- [Interface dataset entries]
+ + + + + + +

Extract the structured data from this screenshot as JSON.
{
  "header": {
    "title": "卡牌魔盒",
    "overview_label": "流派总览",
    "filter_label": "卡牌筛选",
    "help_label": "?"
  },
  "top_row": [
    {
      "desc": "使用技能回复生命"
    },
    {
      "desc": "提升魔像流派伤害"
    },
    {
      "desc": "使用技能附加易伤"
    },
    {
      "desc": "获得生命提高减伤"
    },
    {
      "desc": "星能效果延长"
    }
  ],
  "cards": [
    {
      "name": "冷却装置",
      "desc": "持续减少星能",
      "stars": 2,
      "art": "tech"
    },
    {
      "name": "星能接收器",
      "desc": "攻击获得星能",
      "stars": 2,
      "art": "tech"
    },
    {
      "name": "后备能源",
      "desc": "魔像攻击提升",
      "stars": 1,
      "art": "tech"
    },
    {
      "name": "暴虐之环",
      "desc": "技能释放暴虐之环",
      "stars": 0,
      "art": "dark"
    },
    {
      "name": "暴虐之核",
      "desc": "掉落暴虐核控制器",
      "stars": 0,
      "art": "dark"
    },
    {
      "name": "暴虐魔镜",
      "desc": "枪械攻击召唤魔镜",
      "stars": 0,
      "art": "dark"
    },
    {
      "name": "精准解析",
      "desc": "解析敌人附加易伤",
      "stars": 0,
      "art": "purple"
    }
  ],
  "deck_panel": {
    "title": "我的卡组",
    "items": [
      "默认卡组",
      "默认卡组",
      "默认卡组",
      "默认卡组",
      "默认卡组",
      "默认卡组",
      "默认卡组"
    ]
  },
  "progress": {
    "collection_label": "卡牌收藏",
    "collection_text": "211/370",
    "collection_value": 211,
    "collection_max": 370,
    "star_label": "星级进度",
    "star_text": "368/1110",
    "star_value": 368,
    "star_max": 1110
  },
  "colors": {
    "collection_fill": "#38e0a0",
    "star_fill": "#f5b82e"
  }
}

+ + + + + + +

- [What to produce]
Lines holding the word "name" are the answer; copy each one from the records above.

- [Solution for this exercise]
      "name": "冷却装置",
      "name": "星能接收器",
      "name": "后备能源",
      "name": "暴虐之环",
      "name": "暴虐之核",
      "name": "暴虐魔镜",
      "name": "精准解析",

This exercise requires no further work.